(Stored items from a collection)
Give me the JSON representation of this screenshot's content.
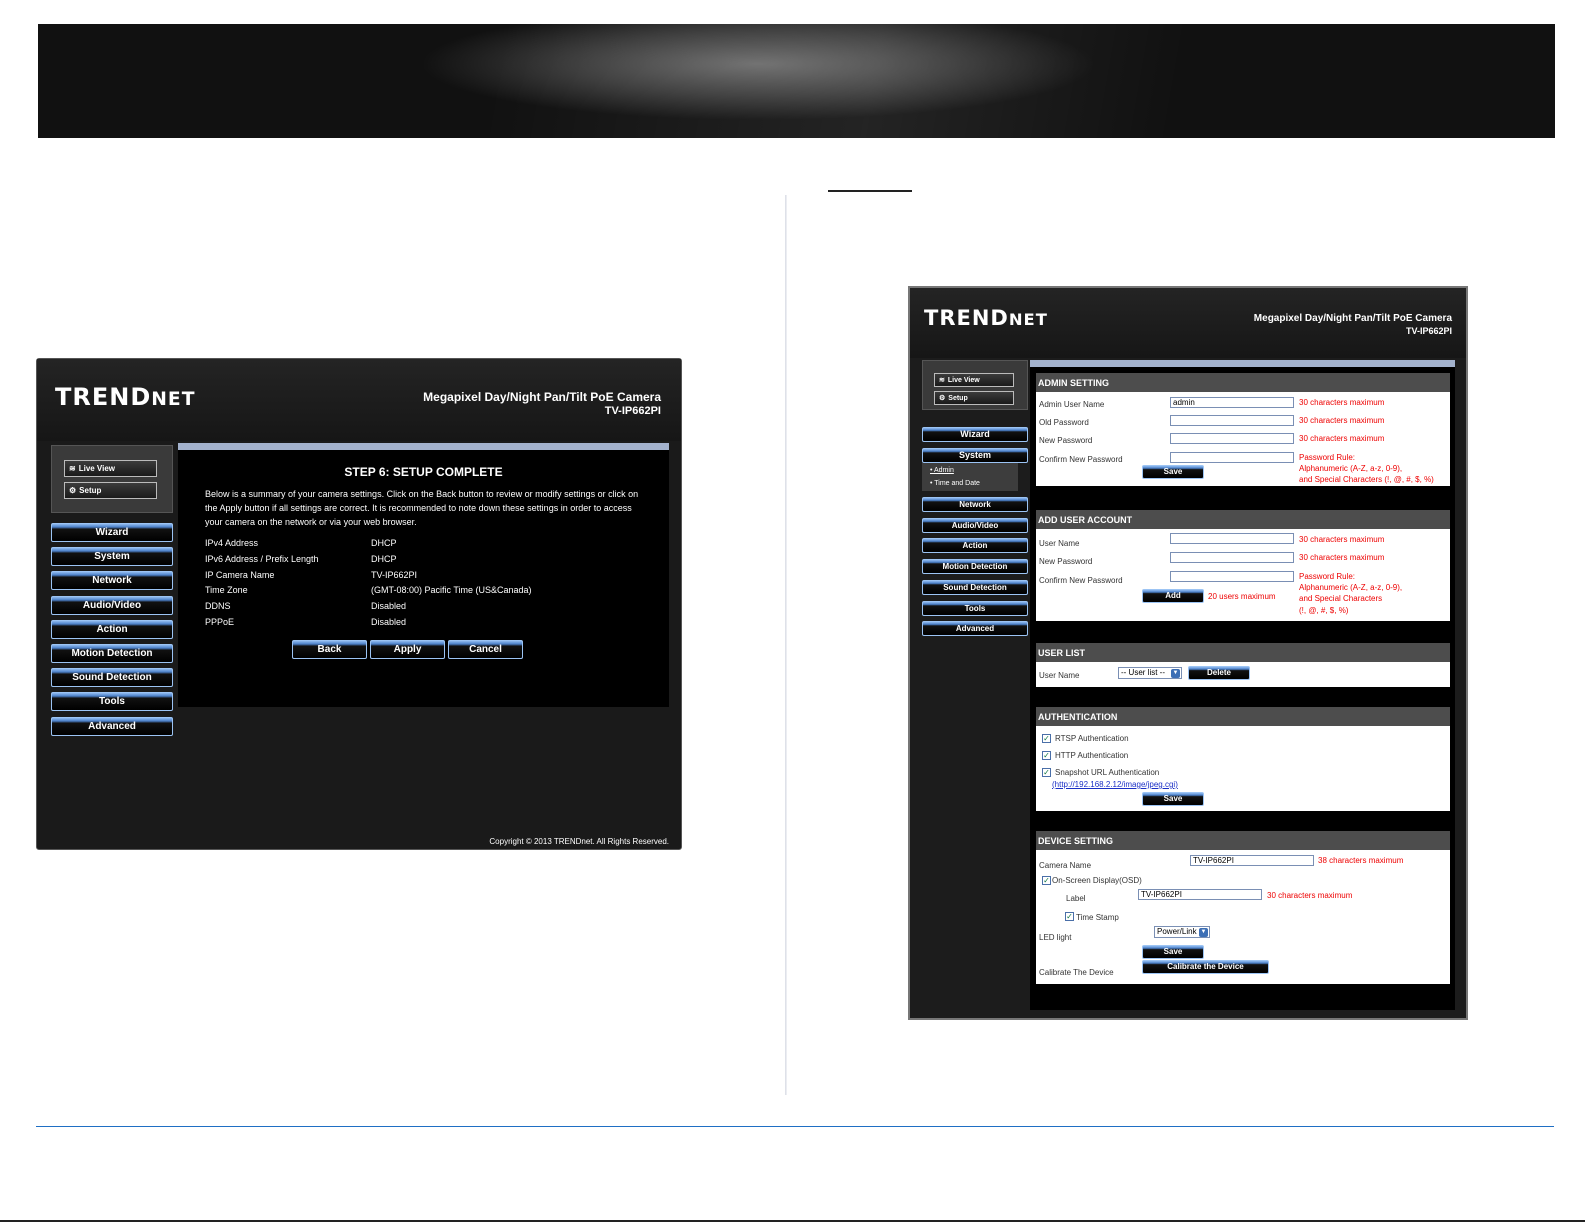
{
  "left_window": {
    "brand": {
      "main": "TREND",
      "suffix": "NET"
    },
    "model_title": "Megapixel Day/Night Pan/Tilt PoE Camera",
    "model_sub": "TV-IP662PI",
    "live_view": "Live View",
    "setup": "Setup",
    "nav": [
      "Wizard",
      "System",
      "Network",
      "Audio/Video",
      "Action",
      "Motion Detection",
      "Sound Detection",
      "Tools",
      "Advanced"
    ],
    "step_title": "STEP 6: SETUP COMPLETE",
    "intro": "Below is a summary of your camera settings. Click on the Back button to review or modify settings or click on the Apply button if all settings are correct. It is recommended to note down these settings in order to access your camera on the network or via your web browser.",
    "summary": [
      {
        "key": "IPv4 Address",
        "value": "DHCP"
      },
      {
        "key": "IPv6 Address / Prefix Length",
        "value": "DHCP"
      },
      {
        "key": "IP Camera Name",
        "value": "TV-IP662PI"
      },
      {
        "key": "Time Zone",
        "value": "(GMT-08:00) Pacific Time (US&Canada)"
      },
      {
        "key": "DDNS",
        "value": "Disabled"
      },
      {
        "key": "PPPoE",
        "value": "Disabled"
      }
    ],
    "buttons": {
      "back": "Back",
      "apply": "Apply",
      "cancel": "Cancel"
    },
    "copyright": "Copyright © 2013 TRENDnet. All Rights Reserved."
  },
  "right_window": {
    "brand": {
      "main": "TREND",
      "suffix": "NET"
    },
    "model_title": "Megapixel Day/Night Pan/Tilt PoE Camera",
    "model_sub": "TV-IP662PI",
    "live_view": "Live View",
    "setup": "Setup",
    "nav": {
      "wizard": "Wizard",
      "system": "System",
      "system_sub": [
        "• Admin",
        "• Time and Date"
      ],
      "rest": [
        "Network",
        "Audio/Video",
        "Action",
        "Motion Detection",
        "Sound Detection",
        "Tools",
        "Advanced"
      ]
    },
    "admin": {
      "title": "ADMIN SETTING",
      "labels": [
        "Admin User Name",
        "Old Password",
        "New Password",
        "Confirm New Password"
      ],
      "admin_value": "admin",
      "hint": "30 characters maximum",
      "password_rule": [
        "Password Rule:",
        "Alphanumeric (A-Z, a-z, 0-9),",
        "and Special Characters   (!, @, #, $, %)"
      ],
      "save": "Save"
    },
    "add_user": {
      "title": "ADD USER ACCOUNT",
      "labels": [
        "User Name",
        "New Password",
        "Confirm New Password"
      ],
      "hint": "30 characters maximum",
      "password_rule": [
        "Password Rule:",
        "Alphanumeric (A-Z, a-z, 0-9),",
        "and Special Characters",
        "(!, @, #, $, %)"
      ],
      "add": "Add",
      "users_max": "20 users maximum"
    },
    "user_list": {
      "title": "USER LIST",
      "label": "User Name",
      "select": "-- User list --",
      "delete": "Delete"
    },
    "auth": {
      "title": "AUTHENTICATION",
      "items": [
        "RTSP Authentication",
        "HTTP Authentication",
        "Snapshot URL Authentication"
      ],
      "url": "(http://192.168.2.12/image/jpeg.cgi)",
      "save": "Save"
    },
    "device": {
      "title": "DEVICE SETTING",
      "camera_name_label": "Camera Name",
      "camera_name_value": "TV-IP662PI",
      "camera_name_hint": "38 characters maximum",
      "osd_label": "On-Screen Display(OSD)",
      "label_label": "Label",
      "label_value": "TV-IP662PI",
      "label_hint": "30 characters maximum",
      "time_stamp": "Time Stamp",
      "led_label": "LED light",
      "led_value": "Power/Link",
      "save": "Save",
      "calibrate_label": "Calibrate The Device",
      "calibrate_button": "Calibrate the Device"
    }
  },
  "colors": {
    "accent_blue": "#4a7fc8",
    "hint_red": "#e00000",
    "footer_line": "#1f6fc4"
  }
}
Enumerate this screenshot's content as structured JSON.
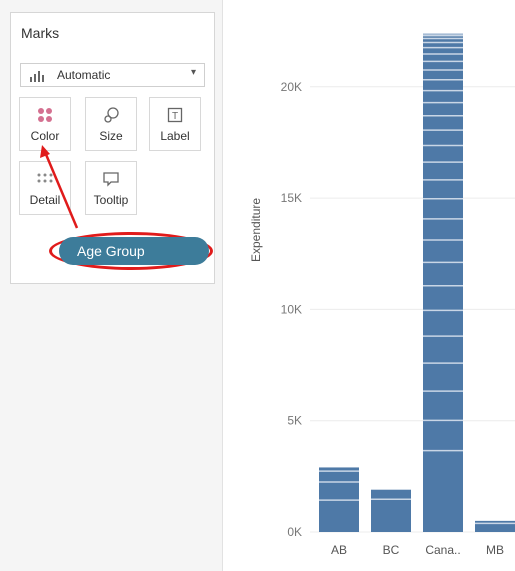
{
  "marks_card": {
    "title": "Marks",
    "mark_type": "Automatic",
    "buttons": {
      "color": "Color",
      "size": "Size",
      "label": "Label",
      "detail": "Detail",
      "tooltip": "Tooltip"
    },
    "pill": "Age Group"
  },
  "chart_data": {
    "type": "bar",
    "ylabel": "Expenditure",
    "ylim": [
      0,
      23000
    ],
    "y_ticks": [
      "0K",
      "5K",
      "10K",
      "15K",
      "20K"
    ],
    "categories": [
      "AB",
      "BC",
      "Cana..",
      "MB"
    ],
    "values": [
      2900,
      1900,
      22400,
      500
    ],
    "stacked_by": "Age Group",
    "bar_color": "#4e79a7",
    "segment_divider_color": "#c9d6e6"
  },
  "colors": {
    "accent_pill": "#3d7c9a",
    "highlight": "#e01b1b"
  }
}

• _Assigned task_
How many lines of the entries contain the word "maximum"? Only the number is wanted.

• _Response area_
5